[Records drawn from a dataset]
....................
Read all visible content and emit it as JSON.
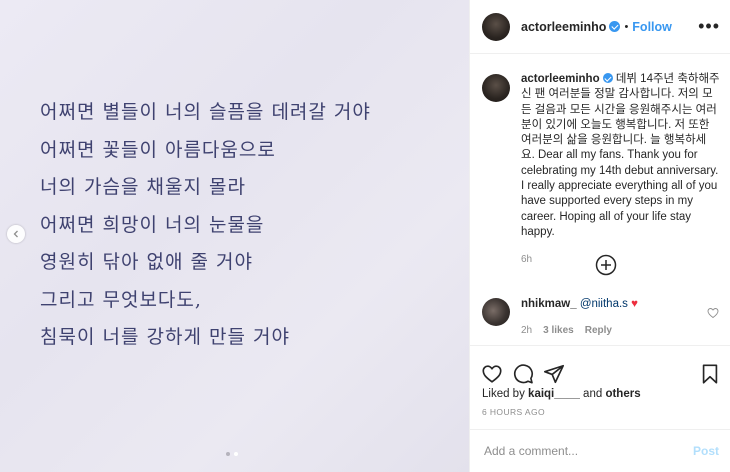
{
  "post_image": {
    "poem_lines": [
      "어쩌면 별들이 너의 슬픔을 데려갈 거야",
      "어쩌면 꽃들이 아름다움으로",
      "너의 가슴을 채울지 몰라",
      "어쩌면 희망이 너의 눈물을",
      "영원히 닦아 없애 줄 거야",
      "그리고 무엇보다도,",
      "침묵이 너를 강하게 만들 거야"
    ],
    "carousel_index": 2,
    "carousel_total": 2
  },
  "header": {
    "username": "actorleeminho",
    "follow_label": "Follow",
    "more_label": "•••"
  },
  "caption": {
    "username": "actorleeminho",
    "text": "데뷔 14주년 축하해주신 팬 여러분들 정말 감사합니다. 저의 모든 걸음과 모든 시간을 응원해주시는 여러분이 있기에 오늘도 행복합니다. 저 또한 여러분의 삶을 응원합니다. 늘 행복하세요. Dear all my fans. Thank you for celebrating my 14th debut anniversary. I really appreciate everything all of you have supported every steps in my career. Hoping all of your life stay happy.",
    "time": "6h"
  },
  "comment": {
    "username": "nhikmaw_",
    "mention": "@niitha.s",
    "emoji": "♥",
    "time": "2h",
    "likes": "3 likes",
    "reply_label": "Reply"
  },
  "likes": {
    "prefix": "Liked by",
    "user": "kaiqi____",
    "suffix": "and",
    "others": "others"
  },
  "posted_time": "6 HOURS AGO",
  "comment_input": {
    "placeholder": "Add a comment...",
    "post_label": "Post"
  },
  "colors": {
    "accent": "#3897f0",
    "poem_text": "#3f4270",
    "heart": "#ed2e3e"
  }
}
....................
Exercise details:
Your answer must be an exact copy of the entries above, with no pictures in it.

Answer to this task:
Read all visible content and emit it as JSON.
{
  "post_image": {
    "poem_lines": [
      "어쩌면 별들이 너의 슬픔을 데려갈 거야",
      "어쩌면 꽃들이 아름다움으로",
      "너의 가슴을 채울지 몰라",
      "어쩌면 희망이 너의 눈물을",
      "영원히 닦아 없애 줄 거야",
      "그리고 무엇보다도,",
      "침묵이 너를 강하게 만들 거야"
    ],
    "carousel_index": 2,
    "carousel_total": 2
  },
  "header": {
    "username": "actorleeminho",
    "follow_label": "Follow",
    "more_label": "•••"
  },
  "caption": {
    "username": "actorleeminho",
    "text": "데뷔 14주년 축하해주신 팬 여러분들 정말 감사합니다. 저의 모든 걸음과 모든 시간을 응원해주시는 여러분이 있기에 오늘도 행복합니다. 저 또한 여러분의 삶을 응원합니다. 늘 행복하세요. Dear all my fans. Thank you for celebrating my 14th debut anniversary. I really appreciate everything all of you have supported every steps in my career. Hoping all of your life stay happy.",
    "time": "6h"
  },
  "comment": {
    "username": "nhikmaw_",
    "mention": "@niitha.s",
    "emoji": "♥",
    "time": "2h",
    "likes": "3 likes",
    "reply_label": "Reply"
  },
  "likes": {
    "prefix": "Liked by",
    "user": "kaiqi____",
    "suffix": "and",
    "others": "others"
  },
  "posted_time": "6 HOURS AGO",
  "comment_input": {
    "placeholder": "Add a comment...",
    "post_label": "Post"
  },
  "colors": {
    "accent": "#3897f0",
    "poem_text": "#3f4270",
    "heart": "#ed2e3e"
  }
}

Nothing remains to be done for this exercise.